== Extracted information ==

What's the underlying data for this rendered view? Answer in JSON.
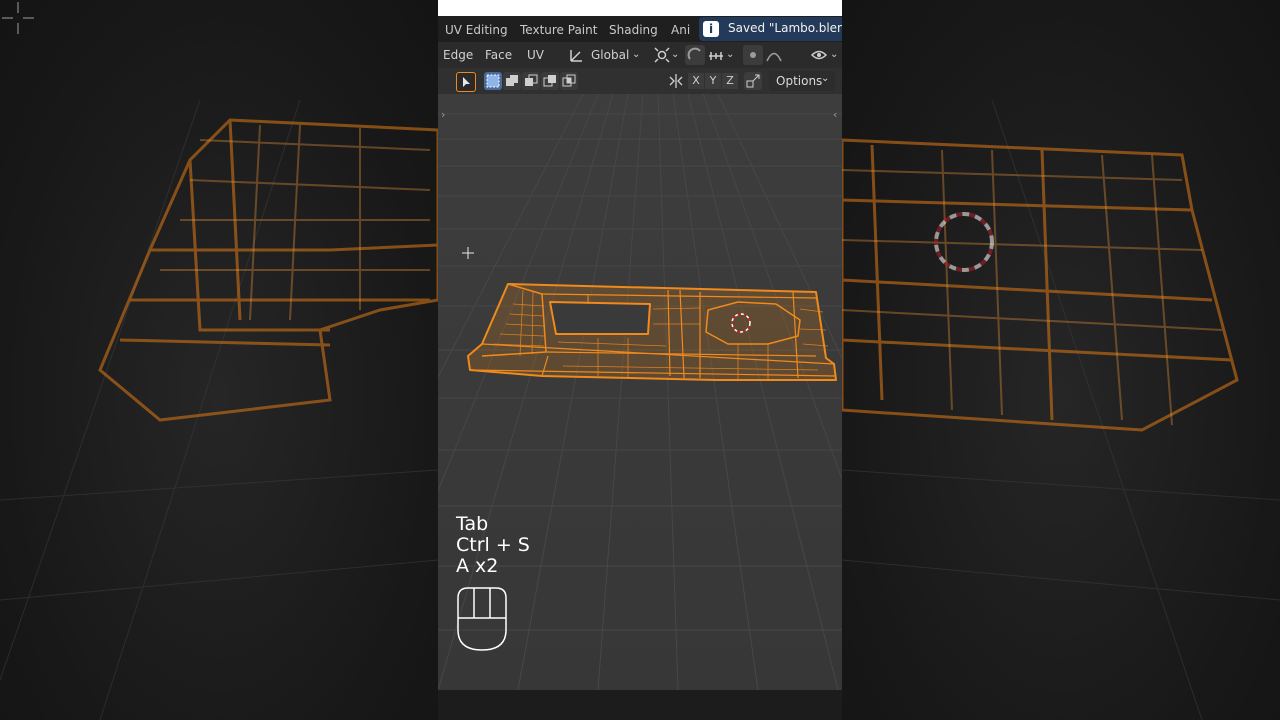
{
  "workspace_tabs": [
    "UV Editing",
    "Texture Paint",
    "Shading",
    "Ani"
  ],
  "notification": {
    "text": "Saved \"Lambo.blend\"",
    "icon": "info-icon"
  },
  "header": {
    "menus": [
      "Edge",
      "Face",
      "UV"
    ],
    "transform_orientation": "Global",
    "pivot_icon": "pivot-icon",
    "snap_icon": "magnet-icon"
  },
  "tool_row": {
    "axes": [
      "X",
      "Y",
      "Z"
    ],
    "options_label": "Options"
  },
  "keystrokes": [
    "Tab",
    "Ctrl + S",
    "A x2"
  ],
  "colors": {
    "accent_orange": "#f08a1c",
    "viewport_bg": "#3a3a3a",
    "grid": "#4a4a4a",
    "notification_bg": "#243a5a"
  }
}
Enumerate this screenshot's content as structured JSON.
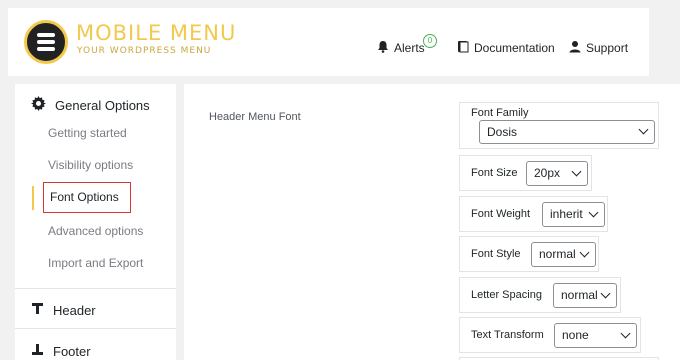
{
  "header": {
    "logo_title": "MOBILE MENU",
    "logo_subtitle": "YOUR WORDPRESS MENU",
    "alerts_label": "Alerts",
    "alerts_count": "0",
    "documentation_label": "Documentation",
    "support_label": "Support"
  },
  "sidebar": {
    "general_options": "General Options",
    "items": [
      "Getting started",
      "Visibility options",
      "Font Options",
      "Advanced options",
      "Import and Export"
    ],
    "header_label": "Header",
    "footer_label": "Footer"
  },
  "main": {
    "section_label": "Header Menu Font",
    "font_family_label": "Font Family",
    "font_family_value": "Dosis",
    "font_size_label": "Font Size",
    "font_size_value": "20px",
    "font_weight_label": "Font Weight",
    "font_weight_value": "inherit",
    "font_style_label": "Font Style",
    "font_style_value": "normal",
    "letter_spacing_label": "Letter Spacing",
    "letter_spacing_value": "normal",
    "text_transform_label": "Text Transform",
    "text_transform_value": "none"
  },
  "colors": {
    "accent_yellow": "#f2c94c",
    "active_border": "#d63638",
    "badge_green": "#46b450"
  }
}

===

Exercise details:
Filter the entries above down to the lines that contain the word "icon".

The answer:
    "icon": "info-icon"
    "pivot_icon": "pivot-icon",
    "snap_icon": "magnet-icon"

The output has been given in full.